**Your instructions**
If a line of the records contains the string "What", copy it out.

**Entries shown**
Content starts

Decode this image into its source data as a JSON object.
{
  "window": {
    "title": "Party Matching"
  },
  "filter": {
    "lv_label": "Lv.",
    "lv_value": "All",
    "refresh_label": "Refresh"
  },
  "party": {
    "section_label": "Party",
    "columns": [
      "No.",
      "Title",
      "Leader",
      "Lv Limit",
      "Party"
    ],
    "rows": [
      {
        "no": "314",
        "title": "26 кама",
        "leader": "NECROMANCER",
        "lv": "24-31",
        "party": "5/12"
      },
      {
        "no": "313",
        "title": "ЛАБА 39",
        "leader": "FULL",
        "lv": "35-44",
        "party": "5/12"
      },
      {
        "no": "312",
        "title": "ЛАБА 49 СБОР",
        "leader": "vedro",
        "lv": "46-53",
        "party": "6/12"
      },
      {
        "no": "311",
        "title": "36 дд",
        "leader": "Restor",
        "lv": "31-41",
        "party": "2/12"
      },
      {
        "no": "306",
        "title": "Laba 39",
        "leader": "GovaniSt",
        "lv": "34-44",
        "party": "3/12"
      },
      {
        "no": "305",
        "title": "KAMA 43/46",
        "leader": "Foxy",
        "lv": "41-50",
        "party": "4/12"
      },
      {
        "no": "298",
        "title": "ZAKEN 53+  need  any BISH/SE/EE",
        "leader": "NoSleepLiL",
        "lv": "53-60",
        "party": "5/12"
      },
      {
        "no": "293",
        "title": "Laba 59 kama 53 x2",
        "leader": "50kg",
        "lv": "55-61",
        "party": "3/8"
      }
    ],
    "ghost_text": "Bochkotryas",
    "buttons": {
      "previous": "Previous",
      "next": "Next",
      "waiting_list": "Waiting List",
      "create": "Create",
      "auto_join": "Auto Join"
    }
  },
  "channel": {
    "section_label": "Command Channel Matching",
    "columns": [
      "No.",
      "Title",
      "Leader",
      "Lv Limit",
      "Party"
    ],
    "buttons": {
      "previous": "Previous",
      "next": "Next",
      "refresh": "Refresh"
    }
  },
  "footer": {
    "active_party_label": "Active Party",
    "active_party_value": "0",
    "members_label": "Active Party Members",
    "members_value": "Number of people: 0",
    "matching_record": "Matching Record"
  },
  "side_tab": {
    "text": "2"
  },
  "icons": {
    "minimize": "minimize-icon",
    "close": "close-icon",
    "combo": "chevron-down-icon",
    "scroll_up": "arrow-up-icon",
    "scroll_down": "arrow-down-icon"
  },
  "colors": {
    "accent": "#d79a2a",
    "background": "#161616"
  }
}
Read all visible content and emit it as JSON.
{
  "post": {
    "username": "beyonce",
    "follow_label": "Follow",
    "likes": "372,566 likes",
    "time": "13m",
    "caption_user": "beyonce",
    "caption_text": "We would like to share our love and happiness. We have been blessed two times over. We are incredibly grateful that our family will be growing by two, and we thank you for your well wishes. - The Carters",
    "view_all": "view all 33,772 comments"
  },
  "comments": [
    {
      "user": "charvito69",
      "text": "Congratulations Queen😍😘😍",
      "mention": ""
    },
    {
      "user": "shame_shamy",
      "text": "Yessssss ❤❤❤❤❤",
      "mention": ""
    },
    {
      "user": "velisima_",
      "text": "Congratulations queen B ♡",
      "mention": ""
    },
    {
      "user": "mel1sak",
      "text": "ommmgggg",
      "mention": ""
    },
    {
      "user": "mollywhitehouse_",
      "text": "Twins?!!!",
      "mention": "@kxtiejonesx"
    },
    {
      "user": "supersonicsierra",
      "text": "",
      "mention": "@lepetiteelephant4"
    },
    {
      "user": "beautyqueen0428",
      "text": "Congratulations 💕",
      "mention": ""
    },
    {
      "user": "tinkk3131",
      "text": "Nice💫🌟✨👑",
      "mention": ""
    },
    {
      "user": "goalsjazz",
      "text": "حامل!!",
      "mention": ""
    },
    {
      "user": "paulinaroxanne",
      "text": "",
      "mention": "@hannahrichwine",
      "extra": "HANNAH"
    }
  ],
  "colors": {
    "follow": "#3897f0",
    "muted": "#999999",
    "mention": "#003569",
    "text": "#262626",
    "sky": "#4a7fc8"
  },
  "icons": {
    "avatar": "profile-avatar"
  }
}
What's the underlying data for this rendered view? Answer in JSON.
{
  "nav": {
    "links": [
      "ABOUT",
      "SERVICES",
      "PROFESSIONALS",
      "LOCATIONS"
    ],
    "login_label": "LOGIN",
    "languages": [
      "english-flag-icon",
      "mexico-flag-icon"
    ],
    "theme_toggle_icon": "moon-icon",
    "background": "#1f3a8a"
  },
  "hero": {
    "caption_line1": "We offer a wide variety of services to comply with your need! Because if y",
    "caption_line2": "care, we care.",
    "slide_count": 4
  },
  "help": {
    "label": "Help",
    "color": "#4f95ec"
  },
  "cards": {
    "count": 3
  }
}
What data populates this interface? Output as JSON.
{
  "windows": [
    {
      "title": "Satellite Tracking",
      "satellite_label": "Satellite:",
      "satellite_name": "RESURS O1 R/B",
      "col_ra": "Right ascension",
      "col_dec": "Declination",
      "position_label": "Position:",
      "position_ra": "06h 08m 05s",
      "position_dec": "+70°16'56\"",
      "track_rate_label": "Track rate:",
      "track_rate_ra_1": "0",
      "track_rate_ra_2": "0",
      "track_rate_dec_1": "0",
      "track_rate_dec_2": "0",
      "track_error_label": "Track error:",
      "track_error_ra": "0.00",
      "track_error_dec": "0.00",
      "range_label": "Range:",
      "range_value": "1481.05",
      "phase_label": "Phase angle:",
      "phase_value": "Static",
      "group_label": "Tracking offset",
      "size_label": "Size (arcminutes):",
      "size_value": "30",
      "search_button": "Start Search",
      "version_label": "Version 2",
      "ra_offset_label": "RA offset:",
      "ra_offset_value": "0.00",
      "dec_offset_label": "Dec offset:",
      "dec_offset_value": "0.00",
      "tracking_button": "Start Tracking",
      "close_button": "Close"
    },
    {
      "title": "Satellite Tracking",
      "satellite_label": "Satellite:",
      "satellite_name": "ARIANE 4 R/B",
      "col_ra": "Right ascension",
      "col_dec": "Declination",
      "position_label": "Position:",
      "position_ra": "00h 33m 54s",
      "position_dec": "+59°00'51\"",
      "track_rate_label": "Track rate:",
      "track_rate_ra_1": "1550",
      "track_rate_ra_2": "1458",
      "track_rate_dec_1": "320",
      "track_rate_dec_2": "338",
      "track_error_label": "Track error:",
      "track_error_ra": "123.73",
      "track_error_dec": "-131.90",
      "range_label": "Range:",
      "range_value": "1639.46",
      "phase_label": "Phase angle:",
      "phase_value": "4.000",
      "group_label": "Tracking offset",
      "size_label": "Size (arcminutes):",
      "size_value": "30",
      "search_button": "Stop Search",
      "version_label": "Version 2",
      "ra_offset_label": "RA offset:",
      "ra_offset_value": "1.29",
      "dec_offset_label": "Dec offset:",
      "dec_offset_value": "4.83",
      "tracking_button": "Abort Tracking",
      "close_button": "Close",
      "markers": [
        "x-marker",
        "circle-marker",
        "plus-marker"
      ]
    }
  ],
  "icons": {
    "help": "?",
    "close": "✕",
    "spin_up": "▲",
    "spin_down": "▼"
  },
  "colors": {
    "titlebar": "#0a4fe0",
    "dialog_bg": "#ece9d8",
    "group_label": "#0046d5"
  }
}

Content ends

**Output for this exercise**
What's the underlying data for this rendered view? Answer in JSON.
What data populates this interface? Output as JSON.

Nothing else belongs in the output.